____ Records to process
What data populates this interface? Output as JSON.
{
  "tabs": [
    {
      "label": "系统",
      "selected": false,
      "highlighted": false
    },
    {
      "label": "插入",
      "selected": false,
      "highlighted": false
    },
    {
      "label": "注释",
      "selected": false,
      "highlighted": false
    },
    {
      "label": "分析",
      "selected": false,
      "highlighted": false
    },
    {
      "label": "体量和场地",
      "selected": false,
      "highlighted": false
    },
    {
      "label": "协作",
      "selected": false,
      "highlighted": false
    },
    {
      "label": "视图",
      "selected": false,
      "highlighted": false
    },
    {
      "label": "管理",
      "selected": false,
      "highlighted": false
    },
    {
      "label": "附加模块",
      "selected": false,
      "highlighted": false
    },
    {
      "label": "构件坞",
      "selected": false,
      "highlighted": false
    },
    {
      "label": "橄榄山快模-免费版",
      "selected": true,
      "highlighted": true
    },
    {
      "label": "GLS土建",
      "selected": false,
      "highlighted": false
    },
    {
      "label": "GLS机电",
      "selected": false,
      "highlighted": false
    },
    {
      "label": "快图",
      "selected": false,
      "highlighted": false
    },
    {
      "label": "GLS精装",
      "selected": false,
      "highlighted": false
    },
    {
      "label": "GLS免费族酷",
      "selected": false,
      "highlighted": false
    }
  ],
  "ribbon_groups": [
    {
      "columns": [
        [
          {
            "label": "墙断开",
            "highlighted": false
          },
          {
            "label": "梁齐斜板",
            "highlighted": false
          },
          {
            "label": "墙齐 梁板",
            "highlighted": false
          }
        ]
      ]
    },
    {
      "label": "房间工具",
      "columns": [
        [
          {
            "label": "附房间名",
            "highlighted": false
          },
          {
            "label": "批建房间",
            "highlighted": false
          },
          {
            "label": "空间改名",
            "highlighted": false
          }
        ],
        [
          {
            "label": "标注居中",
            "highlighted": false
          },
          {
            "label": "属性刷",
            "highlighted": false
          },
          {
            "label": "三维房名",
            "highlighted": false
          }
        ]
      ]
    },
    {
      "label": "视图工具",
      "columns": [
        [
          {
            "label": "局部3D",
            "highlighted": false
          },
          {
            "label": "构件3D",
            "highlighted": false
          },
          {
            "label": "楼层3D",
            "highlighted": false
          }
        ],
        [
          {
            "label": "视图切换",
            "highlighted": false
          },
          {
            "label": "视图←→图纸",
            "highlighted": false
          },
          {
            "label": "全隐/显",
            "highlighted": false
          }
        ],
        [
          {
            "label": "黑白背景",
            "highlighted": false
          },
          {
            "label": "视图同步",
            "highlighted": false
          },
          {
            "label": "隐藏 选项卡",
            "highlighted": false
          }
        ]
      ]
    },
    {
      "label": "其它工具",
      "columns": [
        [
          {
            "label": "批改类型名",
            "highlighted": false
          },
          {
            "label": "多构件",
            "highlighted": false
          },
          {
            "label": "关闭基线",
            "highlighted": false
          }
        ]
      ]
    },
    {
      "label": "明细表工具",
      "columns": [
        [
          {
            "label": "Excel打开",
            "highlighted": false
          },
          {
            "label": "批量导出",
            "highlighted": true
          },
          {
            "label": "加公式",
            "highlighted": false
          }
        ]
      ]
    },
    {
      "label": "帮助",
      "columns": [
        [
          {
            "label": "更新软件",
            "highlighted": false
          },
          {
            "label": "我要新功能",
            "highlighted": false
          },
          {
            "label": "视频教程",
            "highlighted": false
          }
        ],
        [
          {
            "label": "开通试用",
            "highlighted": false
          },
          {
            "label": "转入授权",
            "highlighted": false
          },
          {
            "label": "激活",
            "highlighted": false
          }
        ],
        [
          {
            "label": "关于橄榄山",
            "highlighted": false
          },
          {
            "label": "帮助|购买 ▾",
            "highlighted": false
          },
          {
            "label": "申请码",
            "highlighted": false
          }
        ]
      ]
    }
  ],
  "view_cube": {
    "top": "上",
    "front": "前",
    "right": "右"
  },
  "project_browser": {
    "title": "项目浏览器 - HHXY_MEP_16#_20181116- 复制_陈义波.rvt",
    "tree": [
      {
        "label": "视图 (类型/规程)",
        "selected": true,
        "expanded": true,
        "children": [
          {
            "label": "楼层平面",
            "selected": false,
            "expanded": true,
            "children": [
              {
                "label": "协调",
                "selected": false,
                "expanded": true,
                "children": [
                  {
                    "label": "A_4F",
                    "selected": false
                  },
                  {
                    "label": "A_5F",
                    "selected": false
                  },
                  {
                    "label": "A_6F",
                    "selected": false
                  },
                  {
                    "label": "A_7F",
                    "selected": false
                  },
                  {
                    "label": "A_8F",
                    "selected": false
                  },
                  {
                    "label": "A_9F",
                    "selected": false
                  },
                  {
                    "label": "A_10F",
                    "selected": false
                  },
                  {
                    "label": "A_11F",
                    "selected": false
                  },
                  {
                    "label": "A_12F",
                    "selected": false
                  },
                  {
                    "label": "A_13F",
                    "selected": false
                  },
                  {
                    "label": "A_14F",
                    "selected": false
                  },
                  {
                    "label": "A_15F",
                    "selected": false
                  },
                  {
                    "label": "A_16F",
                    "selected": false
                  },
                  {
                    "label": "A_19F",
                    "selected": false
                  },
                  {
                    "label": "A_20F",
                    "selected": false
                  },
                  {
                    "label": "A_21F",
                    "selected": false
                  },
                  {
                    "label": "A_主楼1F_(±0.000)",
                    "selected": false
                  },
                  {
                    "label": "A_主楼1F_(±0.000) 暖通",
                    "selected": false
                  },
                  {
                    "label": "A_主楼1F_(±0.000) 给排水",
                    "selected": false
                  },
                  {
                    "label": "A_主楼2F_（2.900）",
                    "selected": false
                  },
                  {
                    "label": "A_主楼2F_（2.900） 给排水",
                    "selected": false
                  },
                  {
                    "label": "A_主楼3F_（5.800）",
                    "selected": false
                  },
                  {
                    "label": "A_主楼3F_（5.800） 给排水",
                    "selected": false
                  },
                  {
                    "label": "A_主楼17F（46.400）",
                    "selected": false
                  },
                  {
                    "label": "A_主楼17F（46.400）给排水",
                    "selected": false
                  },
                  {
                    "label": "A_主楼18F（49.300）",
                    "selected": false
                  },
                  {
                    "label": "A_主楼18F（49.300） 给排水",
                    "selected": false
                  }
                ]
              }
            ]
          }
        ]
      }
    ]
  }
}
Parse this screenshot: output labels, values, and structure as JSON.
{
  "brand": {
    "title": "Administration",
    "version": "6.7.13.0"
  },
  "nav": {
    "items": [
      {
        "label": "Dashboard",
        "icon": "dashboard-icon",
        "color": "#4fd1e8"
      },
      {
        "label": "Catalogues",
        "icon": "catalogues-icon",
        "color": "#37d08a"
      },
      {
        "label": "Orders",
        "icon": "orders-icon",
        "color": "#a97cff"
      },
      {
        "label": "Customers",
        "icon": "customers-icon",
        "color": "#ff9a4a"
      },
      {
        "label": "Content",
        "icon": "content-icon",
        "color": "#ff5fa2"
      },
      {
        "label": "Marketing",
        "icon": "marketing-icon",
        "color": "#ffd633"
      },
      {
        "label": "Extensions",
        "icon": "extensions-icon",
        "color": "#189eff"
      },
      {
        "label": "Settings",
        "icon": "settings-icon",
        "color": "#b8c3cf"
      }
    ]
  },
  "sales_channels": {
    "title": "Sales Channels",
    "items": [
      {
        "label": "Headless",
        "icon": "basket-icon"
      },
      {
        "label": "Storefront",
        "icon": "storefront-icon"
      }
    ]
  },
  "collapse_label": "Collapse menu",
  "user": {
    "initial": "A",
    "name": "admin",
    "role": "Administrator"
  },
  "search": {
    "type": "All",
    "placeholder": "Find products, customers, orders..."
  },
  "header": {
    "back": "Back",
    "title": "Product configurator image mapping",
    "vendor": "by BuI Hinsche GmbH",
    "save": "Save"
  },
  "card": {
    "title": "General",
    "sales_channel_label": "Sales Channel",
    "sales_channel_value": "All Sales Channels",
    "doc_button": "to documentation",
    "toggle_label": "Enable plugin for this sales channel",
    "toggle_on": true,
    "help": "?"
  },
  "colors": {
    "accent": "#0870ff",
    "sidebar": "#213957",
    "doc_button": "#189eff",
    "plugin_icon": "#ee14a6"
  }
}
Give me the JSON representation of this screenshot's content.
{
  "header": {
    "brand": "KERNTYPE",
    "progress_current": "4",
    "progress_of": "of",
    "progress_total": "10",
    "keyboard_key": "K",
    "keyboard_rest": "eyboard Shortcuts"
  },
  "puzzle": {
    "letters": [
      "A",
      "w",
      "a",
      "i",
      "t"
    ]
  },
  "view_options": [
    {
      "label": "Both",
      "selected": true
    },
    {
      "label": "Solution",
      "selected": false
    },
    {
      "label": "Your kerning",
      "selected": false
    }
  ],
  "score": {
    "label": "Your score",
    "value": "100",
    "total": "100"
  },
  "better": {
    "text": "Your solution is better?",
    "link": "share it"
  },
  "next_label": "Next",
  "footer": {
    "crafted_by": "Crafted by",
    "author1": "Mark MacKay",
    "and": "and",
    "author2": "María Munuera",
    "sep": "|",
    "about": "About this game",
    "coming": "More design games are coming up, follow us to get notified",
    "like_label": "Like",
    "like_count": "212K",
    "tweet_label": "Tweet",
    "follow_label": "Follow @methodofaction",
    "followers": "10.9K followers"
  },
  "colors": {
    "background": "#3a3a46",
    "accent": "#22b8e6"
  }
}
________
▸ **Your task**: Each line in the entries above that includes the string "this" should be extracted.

▸ **Written answer**:
What data populates this interface? Output as JSON.
Parse this screenshot: output labels, values, and structure as JSON.
    "toggle_label": "Enable plugin for this sales channel",
Give me the JSON representation of this screenshot's content.
    "about": "About this game",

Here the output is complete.